Padilla was taken from a civilian jail in New York in 2002 by military agents, declared an “enemy combatant” and secretly transported to the Naval Consolidated Brig in Charleston, S.C. He was imprisoned without charge for nearly four years, subjected to extreme abuse and was unable to communicate with his lawyers or family for two years. The illegal treatment included forcing Padilla into stress positions for hours on end, punching him, depriving him of sleep and threatening him with further torture and death.
“Tell me where in the Constitution it says that torturing Americans is acceptable,” said Lebron. “You don’t even treat an animal the way my son was treated. If they can do this to Jose, they can do it to anyone. I’m going to continue fighting until justice has been done for my son.”
Attorneys on the case are Wizner, Alexander Abdo, Jameel Jaffer, Hina Shamsi and Steven R. Shapiro, of the ACLU; Jonathan Freiman, Hope Metcalf and Tahlia Townsend of the Allard K. Lowenstein International Human Rights Clinic at Yale Law School; and Michael O’Connell of the law firm Stirling & O’Connell.

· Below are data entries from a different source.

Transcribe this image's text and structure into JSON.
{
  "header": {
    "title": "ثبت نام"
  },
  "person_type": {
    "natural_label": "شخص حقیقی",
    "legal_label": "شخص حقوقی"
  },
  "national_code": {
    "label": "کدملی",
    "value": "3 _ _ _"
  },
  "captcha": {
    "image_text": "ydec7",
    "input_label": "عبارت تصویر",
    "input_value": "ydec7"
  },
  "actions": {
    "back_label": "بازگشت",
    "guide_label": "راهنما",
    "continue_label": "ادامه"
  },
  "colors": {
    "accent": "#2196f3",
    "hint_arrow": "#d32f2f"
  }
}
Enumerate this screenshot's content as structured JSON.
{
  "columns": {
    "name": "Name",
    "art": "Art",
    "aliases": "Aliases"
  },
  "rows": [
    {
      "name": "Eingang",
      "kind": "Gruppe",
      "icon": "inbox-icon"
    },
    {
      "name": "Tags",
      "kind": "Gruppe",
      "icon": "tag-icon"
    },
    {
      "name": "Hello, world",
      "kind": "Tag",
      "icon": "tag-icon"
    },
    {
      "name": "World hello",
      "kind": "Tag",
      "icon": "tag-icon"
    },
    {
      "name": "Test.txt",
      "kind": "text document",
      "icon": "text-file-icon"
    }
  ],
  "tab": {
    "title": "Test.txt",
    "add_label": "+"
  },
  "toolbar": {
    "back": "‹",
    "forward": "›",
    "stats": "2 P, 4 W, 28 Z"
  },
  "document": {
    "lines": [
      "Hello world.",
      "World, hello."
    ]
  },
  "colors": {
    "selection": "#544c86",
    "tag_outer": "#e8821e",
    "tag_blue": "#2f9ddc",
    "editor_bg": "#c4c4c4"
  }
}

Today’s appeal filing is available at:
More information about the case is available at: